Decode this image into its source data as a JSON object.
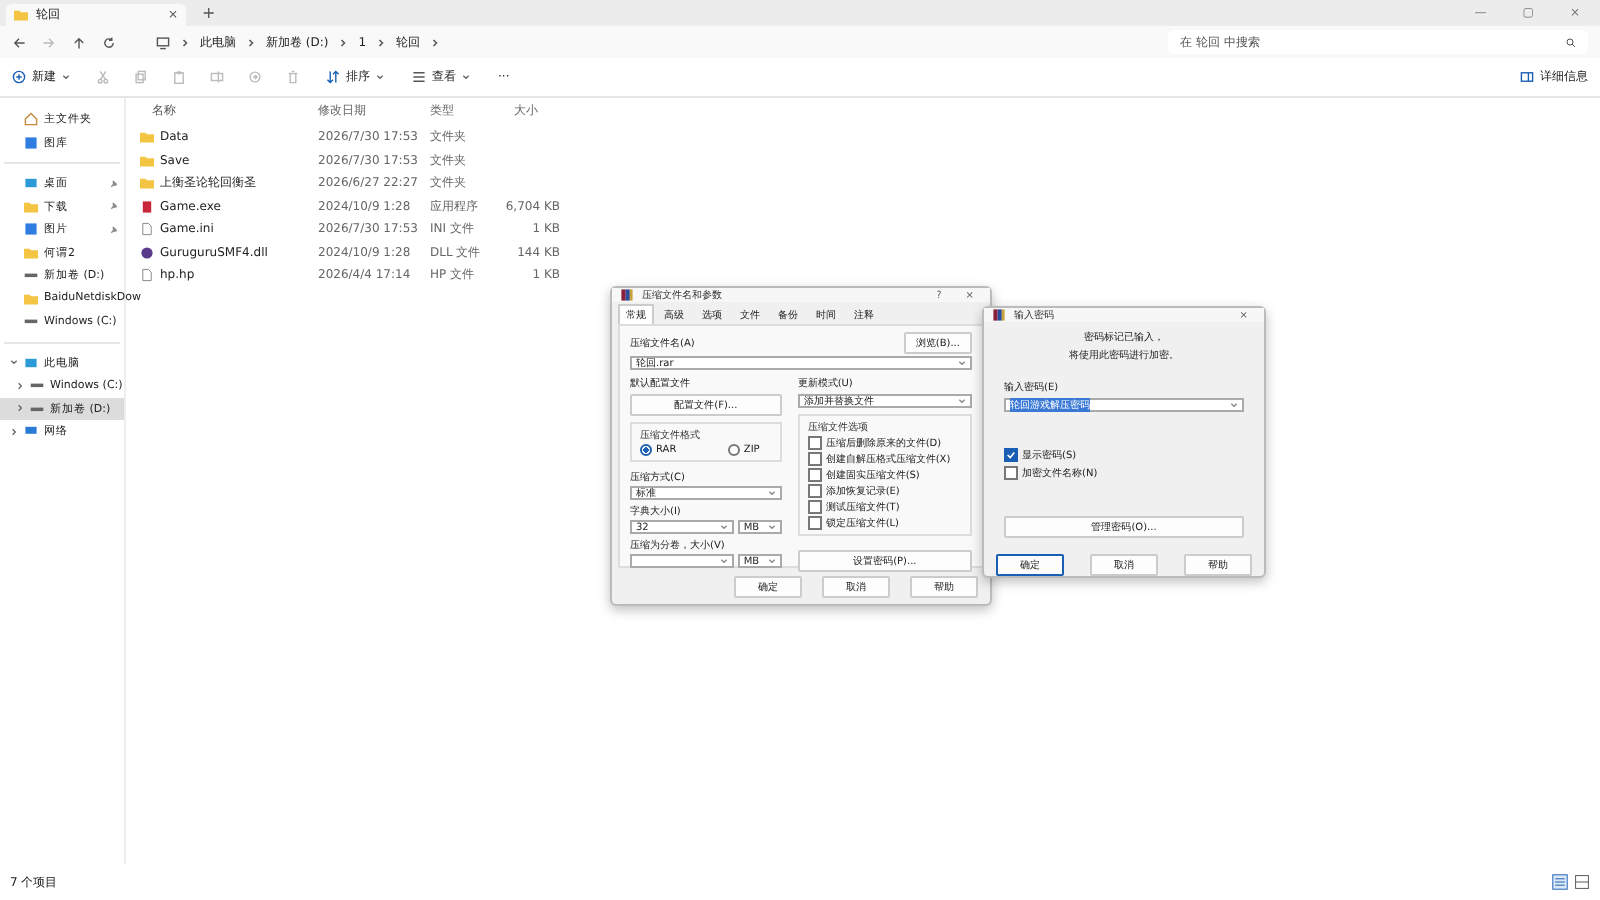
{
  "window": {
    "tab_title": "轮回",
    "tab_close": "×",
    "new_tab": "+",
    "controls": [
      "—",
      "▢",
      "×"
    ]
  },
  "nav": {
    "breadcrumbs": [
      "此电脑",
      "新加卷 (D:)",
      "1",
      "轮回"
    ],
    "search": {
      "placeholder": "在 轮回 中搜索"
    }
  },
  "toolbar": {
    "new": "新建",
    "sort": "排序",
    "view": "查看",
    "more": "···",
    "details": "详细信息"
  },
  "sidebar": {
    "quick": [
      {
        "label": "主文件夹",
        "kind": "home",
        "pinned": false
      },
      {
        "label": "图库",
        "kind": "gallery",
        "pinned": false
      },
      {
        "label": "桌面",
        "kind": "desktop",
        "pinned": true
      },
      {
        "label": "下载",
        "kind": "folder",
        "pinned": true
      },
      {
        "label": "图片",
        "kind": "gallery",
        "pinned": true
      },
      {
        "label": "何谓2",
        "kind": "folder",
        "pinned": false
      },
      {
        "label": "新加卷 (D:)",
        "kind": "drive",
        "pinned": false
      },
      {
        "label": "BaiduNetdiskDow",
        "kind": "folder",
        "pinned": false
      },
      {
        "label": "Windows (C:)",
        "kind": "drive",
        "pinned": false
      }
    ],
    "tree": [
      {
        "label": "此电脑",
        "kind": "desktop",
        "expanded": true,
        "selected": false,
        "children": [
          {
            "label": "Windows (C:)",
            "expanded": false,
            "selected": false
          },
          {
            "label": "新加卷 (D:)",
            "expanded": false,
            "selected": true
          }
        ]
      },
      {
        "label": "网络",
        "kind": "network",
        "expanded": false,
        "selected": false
      }
    ]
  },
  "table": {
    "columns": [
      "名称",
      "修改日期",
      "类型",
      "大小"
    ],
    "rows": [
      {
        "kind": "folder",
        "name": "Data",
        "date": "2026/7/30 17:53",
        "type": "文件夹"
      },
      {
        "kind": "folder",
        "name": "Save",
        "date": "2026/7/30 17:53",
        "type": "文件夹"
      },
      {
        "kind": "folder",
        "name": "上衡圣论轮回衡圣",
        "date": "2026/6/27 22:27",
        "type": "文件夹"
      },
      {
        "kind": "app",
        "name": "Game.exe",
        "date": "2024/10/9 1:28",
        "type": "应用程序",
        "size": "6,704 KB"
      },
      {
        "kind": "document",
        "name": "Game.ini",
        "date": "2026/7/30 17:53",
        "type": "INI 文件",
        "size": "1 KB"
      },
      {
        "kind": "library",
        "name": "GuruguruSMF4.dll",
        "date": "2024/10/9 1:28",
        "type": "DLL 文件",
        "size": "144 KB"
      },
      {
        "kind": "document",
        "name": "hp.hp",
        "date": "2026/4/4 17:14",
        "type": "HP 文件",
        "size": "1 KB"
      }
    ]
  },
  "status_bar": {
    "count": "7 个项目"
  },
  "archive_dialog": {
    "title": "压缩文件名和参数",
    "help": "?",
    "close": "×",
    "tabs": [
      {
        "label": "常规",
        "selected": true
      },
      {
        "label": "高级",
        "selected": false
      },
      {
        "label": "选项",
        "selected": false
      },
      {
        "label": "文件",
        "selected": false
      },
      {
        "label": "备份",
        "selected": false
      },
      {
        "label": "时间",
        "selected": false
      },
      {
        "label": "注释",
        "selected": false
      }
    ],
    "archive_name_label": "压缩文件名(A)",
    "browse": "浏览(B)...",
    "archive_name": "轮回.rar",
    "profile_label": "默认配置文件",
    "profile_button": "配置文件(F)...",
    "update_label": "更新模式(U)",
    "update_value": "添加并替换文件",
    "format_label": "压缩文件格式",
    "formats": [
      {
        "label": "RAR",
        "selected": true
      },
      {
        "label": "ZIP",
        "selected": false
      }
    ],
    "method_label": "压缩方式(C)",
    "method": "标准",
    "dict_label": "字典大小(I)",
    "dict": "32",
    "dict_unit": "MB",
    "volume_label": "压缩为分卷，大小(V)",
    "volume_unit": "MB",
    "options_label": "压缩文件选项",
    "options": [
      {
        "label": "压缩后删除原来的文件(D)",
        "checked": false
      },
      {
        "label": "创建自解压格式压缩文件(X)",
        "checked": false
      },
      {
        "label": "创建固实压缩文件(S)",
        "checked": false
      },
      {
        "label": "添加恢复记录(E)",
        "checked": false
      },
      {
        "label": "测试压缩文件(T)",
        "checked": false
      },
      {
        "label": "锁定压缩文件(L)",
        "checked": false
      }
    ],
    "password_button": "设置密码(P)...",
    "buttons": [
      "确定",
      "取消",
      "帮助"
    ]
  },
  "password_dialog": {
    "title": "输入密码",
    "close": "×",
    "message_lines": [
      "密码标记已输入，",
      "将使用此密码进行加密。"
    ],
    "password_label": "输入密码(E)",
    "password": "轮回游戏解压密码",
    "options": [
      {
        "label": "显示密码(S)",
        "checked": true
      },
      {
        "label": "加密文件名称(N)",
        "checked": false
      }
    ],
    "manage": "管理密码(O)...",
    "buttons": [
      "确定",
      "取消",
      "帮助"
    ]
  }
}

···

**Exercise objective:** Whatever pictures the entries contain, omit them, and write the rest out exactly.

**Solved exercise:**
Decode this image into its source data as a JSON object.
{
  "window": {
    "tab_title": "轮回",
    "tab_close": "×",
    "new_tab": "+",
    "controls": [
      "—",
      "▢",
      "×"
    ]
  },
  "nav": {
    "breadcrumbs": [
      "此电脑",
      "新加卷 (D:)",
      "1",
      "轮回"
    ],
    "search": {
      "placeholder": "在 轮回 中搜索"
    }
  },
  "toolbar": {
    "new": "新建",
    "sort": "排序",
    "view": "查看",
    "more": "···",
    "details": "详细信息"
  },
  "sidebar": {
    "quick": [
      {
        "label": "主文件夹",
        "kind": "home",
        "pinned": false
      },
      {
        "label": "图库",
        "kind": "gallery",
        "pinned": false
      },
      {
        "label": "桌面",
        "kind": "desktop",
        "pinned": true
      },
      {
        "label": "下载",
        "kind": "folder",
        "pinned": true
      },
      {
        "label": "图片",
        "kind": "gallery",
        "pinned": true
      },
      {
        "label": "何谓2",
        "kind": "folder",
        "pinned": false
      },
      {
        "label": "新加卷 (D:)",
        "kind": "drive",
        "pinned": false
      },
      {
        "label": "BaiduNetdiskDow",
        "kind": "folder",
        "pinned": false
      },
      {
        "label": "Windows (C:)",
        "kind": "drive",
        "pinned": false
      }
    ],
    "tree": [
      {
        "label": "此电脑",
        "kind": "desktop",
        "expanded": true,
        "selected": false,
        "children": [
          {
            "label": "Windows (C:)",
            "expanded": false,
            "selected": false
          },
          {
            "label": "新加卷 (D:)",
            "expanded": false,
            "selected": true
          }
        ]
      },
      {
        "label": "网络",
        "kind": "network",
        "expanded": false,
        "selected": false
      }
    ]
  },
  "table": {
    "columns": [
      "名称",
      "修改日期",
      "类型",
      "大小"
    ],
    "rows": [
      {
        "kind": "folder",
        "name": "Data",
        "date": "2026/7/30 17:53",
        "type": "文件夹"
      },
      {
        "kind": "folder",
        "name": "Save",
        "date": "2026/7/30 17:53",
        "type": "文件夹"
      },
      {
        "kind": "folder",
        "name": "上衡圣论轮回衡圣",
        "date": "2026/6/27 22:27",
        "type": "文件夹"
      },
      {
        "kind": "app",
        "name": "Game.exe",
        "date": "2024/10/9 1:28",
        "type": "应用程序",
        "size": "6,704 KB"
      },
      {
        "kind": "document",
        "name": "Game.ini",
        "date": "2026/7/30 17:53",
        "type": "INI 文件",
        "size": "1 KB"
      },
      {
        "kind": "library",
        "name": "GuruguruSMF4.dll",
        "date": "2024/10/9 1:28",
        "type": "DLL 文件",
        "size": "144 KB"
      },
      {
        "kind": "document",
        "name": "hp.hp",
        "date": "2026/4/4 17:14",
        "type": "HP 文件",
        "size": "1 KB"
      }
    ]
  },
  "status_bar": {
    "count": "7 个项目"
  },
  "archive_dialog": {
    "title": "压缩文件名和参数",
    "help": "?",
    "close": "×",
    "tabs": [
      {
        "label": "常规",
        "selected": true
      },
      {
        "label": "高级",
        "selected": false
      },
      {
        "label": "选项",
        "selected": false
      },
      {
        "label": "文件",
        "selected": false
      },
      {
        "label": "备份",
        "selected": false
      },
      {
        "label": "时间",
        "selected": false
      },
      {
        "label": "注释",
        "selected": false
      }
    ],
    "archive_name_label": "压缩文件名(A)",
    "browse": "浏览(B)...",
    "archive_name": "轮回.rar",
    "profile_label": "默认配置文件",
    "profile_button": "配置文件(F)...",
    "update_label": "更新模式(U)",
    "update_value": "添加并替换文件",
    "format_label": "压缩文件格式",
    "formats": [
      {
        "label": "RAR",
        "selected": true
      },
      {
        "label": "ZIP",
        "selected": false
      }
    ],
    "method_label": "压缩方式(C)",
    "method": "标准",
    "dict_label": "字典大小(I)",
    "dict": "32",
    "dict_unit": "MB",
    "volume_label": "压缩为分卷，大小(V)",
    "volume_unit": "MB",
    "options_label": "压缩文件选项",
    "options": [
      {
        "label": "压缩后删除原来的文件(D)",
        "checked": false
      },
      {
        "label": "创建自解压格式压缩文件(X)",
        "checked": false
      },
      {
        "label": "创建固实压缩文件(S)",
        "checked": false
      },
      {
        "label": "添加恢复记录(E)",
        "checked": false
      },
      {
        "label": "测试压缩文件(T)",
        "checked": false
      },
      {
        "label": "锁定压缩文件(L)",
        "checked": false
      }
    ],
    "password_button": "设置密码(P)...",
    "buttons": [
      "确定",
      "取消",
      "帮助"
    ]
  },
  "password_dialog": {
    "title": "输入密码",
    "close": "×",
    "message_lines": [
      "密码标记已输入，",
      "将使用此密码进行加密。"
    ],
    "password_label": "输入密码(E)",
    "password": "轮回游戏解压密码",
    "options": [
      {
        "label": "显示密码(S)",
        "checked": true
      },
      {
        "label": "加密文件名称(N)",
        "checked": false
      }
    ],
    "manage": "管理密码(O)...",
    "buttons": [
      "确定",
      "取消",
      "帮助"
    ]
  }
}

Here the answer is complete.